Some uniformly green leaves of Jerico Lettuce


Saving lettuce is a pretty simple task. All a gardener needs to do is leave the lettuce alone and let the pollinators do their job. I chose to select my seed by saving only the largest lettuce heads that bolted last. Late bolting is essential to growing in a warm climate and if the early-bolting plants are not culled then the gardener will not improve the variety.


Lettuce beginning to bolt


Lettuce Flowers are so pretty

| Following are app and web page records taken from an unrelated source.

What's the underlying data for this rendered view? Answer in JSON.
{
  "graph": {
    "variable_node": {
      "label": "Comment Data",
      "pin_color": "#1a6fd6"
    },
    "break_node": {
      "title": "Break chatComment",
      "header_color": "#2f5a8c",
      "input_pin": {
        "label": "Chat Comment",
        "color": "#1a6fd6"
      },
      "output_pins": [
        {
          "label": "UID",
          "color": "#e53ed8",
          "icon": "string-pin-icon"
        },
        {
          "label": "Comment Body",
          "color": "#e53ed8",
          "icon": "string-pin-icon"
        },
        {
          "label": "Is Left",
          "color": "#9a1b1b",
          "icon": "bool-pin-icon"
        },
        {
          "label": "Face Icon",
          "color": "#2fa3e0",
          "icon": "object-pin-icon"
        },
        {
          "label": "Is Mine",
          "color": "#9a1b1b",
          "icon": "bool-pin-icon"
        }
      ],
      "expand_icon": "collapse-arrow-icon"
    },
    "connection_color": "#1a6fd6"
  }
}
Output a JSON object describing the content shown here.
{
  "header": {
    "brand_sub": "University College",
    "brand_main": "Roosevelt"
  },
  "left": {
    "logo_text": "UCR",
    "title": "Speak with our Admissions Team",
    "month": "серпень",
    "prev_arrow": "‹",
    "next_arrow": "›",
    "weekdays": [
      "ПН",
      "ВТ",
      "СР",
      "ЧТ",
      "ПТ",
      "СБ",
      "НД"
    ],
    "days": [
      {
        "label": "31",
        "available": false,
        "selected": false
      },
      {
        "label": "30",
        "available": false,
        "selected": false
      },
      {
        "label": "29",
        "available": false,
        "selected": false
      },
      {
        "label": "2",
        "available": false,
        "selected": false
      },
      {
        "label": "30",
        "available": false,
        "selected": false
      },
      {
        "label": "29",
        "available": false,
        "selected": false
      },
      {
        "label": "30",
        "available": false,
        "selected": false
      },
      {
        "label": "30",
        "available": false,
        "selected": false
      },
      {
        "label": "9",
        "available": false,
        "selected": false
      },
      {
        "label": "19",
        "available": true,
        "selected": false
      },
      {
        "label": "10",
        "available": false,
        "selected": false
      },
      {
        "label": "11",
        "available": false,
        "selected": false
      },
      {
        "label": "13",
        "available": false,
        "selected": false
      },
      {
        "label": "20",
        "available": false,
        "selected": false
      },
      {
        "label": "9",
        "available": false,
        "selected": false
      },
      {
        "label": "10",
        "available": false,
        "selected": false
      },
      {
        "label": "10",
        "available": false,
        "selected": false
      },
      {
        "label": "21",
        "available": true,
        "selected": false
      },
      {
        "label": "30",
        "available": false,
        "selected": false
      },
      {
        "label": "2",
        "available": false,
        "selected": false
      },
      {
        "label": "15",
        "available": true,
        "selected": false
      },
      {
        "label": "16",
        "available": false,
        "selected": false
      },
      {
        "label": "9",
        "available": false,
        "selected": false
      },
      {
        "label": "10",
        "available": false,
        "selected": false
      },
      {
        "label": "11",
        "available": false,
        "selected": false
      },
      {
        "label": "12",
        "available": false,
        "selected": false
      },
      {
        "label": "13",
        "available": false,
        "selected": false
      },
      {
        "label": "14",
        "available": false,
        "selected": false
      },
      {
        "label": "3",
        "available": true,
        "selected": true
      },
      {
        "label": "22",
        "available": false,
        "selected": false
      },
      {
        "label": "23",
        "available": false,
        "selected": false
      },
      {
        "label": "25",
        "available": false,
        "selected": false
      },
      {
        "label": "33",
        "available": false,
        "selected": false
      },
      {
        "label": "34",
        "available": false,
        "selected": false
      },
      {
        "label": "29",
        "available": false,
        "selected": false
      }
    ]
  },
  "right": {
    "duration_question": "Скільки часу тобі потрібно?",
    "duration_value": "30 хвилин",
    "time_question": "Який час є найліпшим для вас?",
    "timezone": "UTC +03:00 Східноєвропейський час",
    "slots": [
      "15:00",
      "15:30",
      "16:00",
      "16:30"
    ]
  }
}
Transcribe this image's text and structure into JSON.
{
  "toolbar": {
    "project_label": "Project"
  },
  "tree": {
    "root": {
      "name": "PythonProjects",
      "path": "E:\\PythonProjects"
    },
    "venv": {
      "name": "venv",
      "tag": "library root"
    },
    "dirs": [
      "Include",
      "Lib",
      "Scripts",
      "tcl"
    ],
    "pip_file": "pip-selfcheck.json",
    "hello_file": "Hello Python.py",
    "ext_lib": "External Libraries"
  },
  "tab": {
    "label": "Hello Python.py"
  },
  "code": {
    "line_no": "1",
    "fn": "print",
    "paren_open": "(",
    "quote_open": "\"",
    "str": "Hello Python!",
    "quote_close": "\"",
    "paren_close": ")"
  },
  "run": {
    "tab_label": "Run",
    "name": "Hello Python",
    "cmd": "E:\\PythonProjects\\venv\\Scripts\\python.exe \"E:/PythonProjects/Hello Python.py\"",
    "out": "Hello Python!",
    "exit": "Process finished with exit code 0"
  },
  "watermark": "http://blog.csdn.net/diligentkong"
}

I am always experimenting with new techniques in harvesting and saving seed. This year I tried both cutting individual lettuce heads by hand (a very laborious process) as well as experimented with waiting until the majority of the seed had dried before cutting off each stalk. Cutting off individual heads by hand is probably only worthwhile if you have strong winds or the seed heads are going to be disturbed by something going through the garden. Otherwise it is much easier to wait until the majority of the seeds heads have started producing seeds and lop the whole stalk off at one time.


One method of harvesting lettuce is to harvest one head at a time.


Lettuce Heads beginning to dry.


I also harvest lettuce by cutting each stalk when most have gone to seed.


The rest dry out and go to seed shortly thereafter


Once I have gathered the seed heads and let them dry I rub them with my fingers to separate the individual seeds from the seed heads and white fuzz. Then I winnow them using either the wind (if there is a consistent wind outside) or a fan (if the wind is unpredictable that day).



Lettuce heads after drying and being rubbed to separate the seeds from the heads.



Winnowing the lettuce seed


That is about all that is required to save lettuce seed. I would highly recommend Jerico lettuce to anyone who wants to extend their lettuce crop beyond the usual season. It is not a beautiful variety, by any means, but it produces a reliable harvest long after other lettuce varieties have turned bitter.


Lettuce seed is easy and fun to harvest. (=